■ **Work task**:
Every line below that includes "PhotoScape" counts toward the total. Report that total alone.

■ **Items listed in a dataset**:
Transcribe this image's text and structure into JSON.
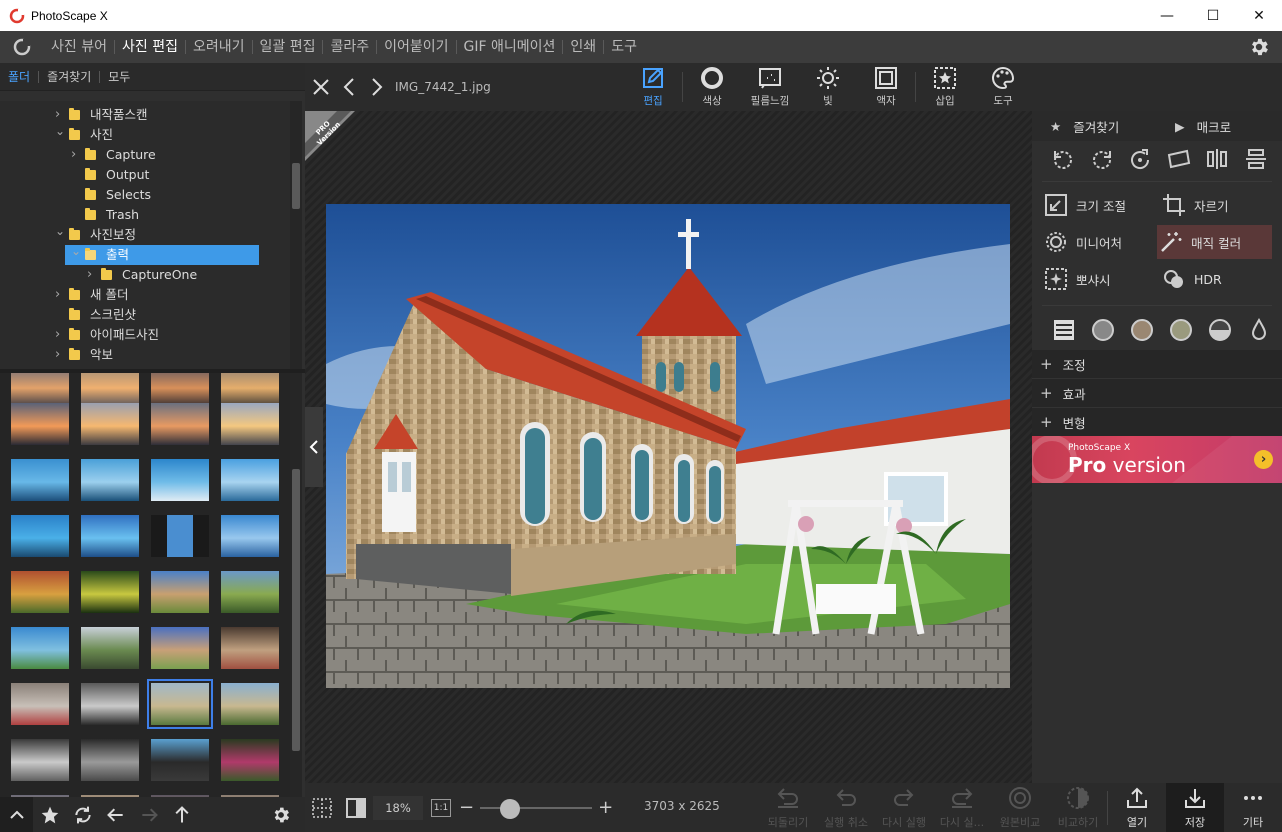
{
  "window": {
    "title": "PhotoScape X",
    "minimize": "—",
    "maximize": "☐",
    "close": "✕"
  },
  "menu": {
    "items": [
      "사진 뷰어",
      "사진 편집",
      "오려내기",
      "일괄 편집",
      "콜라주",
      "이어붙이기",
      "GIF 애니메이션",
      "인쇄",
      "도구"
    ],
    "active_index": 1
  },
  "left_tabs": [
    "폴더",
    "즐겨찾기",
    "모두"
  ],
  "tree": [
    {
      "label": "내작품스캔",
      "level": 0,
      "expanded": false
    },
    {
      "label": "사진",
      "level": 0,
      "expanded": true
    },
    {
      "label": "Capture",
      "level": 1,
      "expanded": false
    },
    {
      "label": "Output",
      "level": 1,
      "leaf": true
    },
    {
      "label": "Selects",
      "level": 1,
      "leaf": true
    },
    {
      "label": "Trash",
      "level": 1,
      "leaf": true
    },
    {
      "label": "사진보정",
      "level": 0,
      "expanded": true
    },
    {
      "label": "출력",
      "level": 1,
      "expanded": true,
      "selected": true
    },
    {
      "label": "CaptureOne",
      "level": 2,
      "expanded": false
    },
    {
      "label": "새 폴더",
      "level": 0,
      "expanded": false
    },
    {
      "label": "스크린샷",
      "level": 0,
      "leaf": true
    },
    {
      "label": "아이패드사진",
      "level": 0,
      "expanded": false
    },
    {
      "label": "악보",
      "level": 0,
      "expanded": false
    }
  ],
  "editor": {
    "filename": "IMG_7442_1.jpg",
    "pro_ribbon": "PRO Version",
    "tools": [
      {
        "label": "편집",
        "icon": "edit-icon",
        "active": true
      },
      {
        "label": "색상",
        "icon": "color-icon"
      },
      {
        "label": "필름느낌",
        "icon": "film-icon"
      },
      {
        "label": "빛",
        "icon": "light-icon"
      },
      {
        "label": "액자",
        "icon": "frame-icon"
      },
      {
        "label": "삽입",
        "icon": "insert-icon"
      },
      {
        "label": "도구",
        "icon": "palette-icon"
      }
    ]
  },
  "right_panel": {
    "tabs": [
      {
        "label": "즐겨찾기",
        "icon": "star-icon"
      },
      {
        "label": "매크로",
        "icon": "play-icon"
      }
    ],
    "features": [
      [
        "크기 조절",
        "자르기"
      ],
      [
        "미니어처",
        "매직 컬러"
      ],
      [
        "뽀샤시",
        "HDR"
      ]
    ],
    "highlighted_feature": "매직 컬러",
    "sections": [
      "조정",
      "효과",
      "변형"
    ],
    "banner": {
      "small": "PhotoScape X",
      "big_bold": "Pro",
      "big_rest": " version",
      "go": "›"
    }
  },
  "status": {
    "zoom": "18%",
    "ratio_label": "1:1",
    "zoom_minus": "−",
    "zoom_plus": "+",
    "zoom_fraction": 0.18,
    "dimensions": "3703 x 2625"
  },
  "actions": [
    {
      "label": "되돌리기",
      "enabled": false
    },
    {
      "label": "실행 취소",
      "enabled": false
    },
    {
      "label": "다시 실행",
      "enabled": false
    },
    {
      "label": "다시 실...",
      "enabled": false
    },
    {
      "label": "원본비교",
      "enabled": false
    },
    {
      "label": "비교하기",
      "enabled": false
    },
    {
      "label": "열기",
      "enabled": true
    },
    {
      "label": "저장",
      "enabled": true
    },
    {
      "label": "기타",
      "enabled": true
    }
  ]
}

■ **The completed task**:
2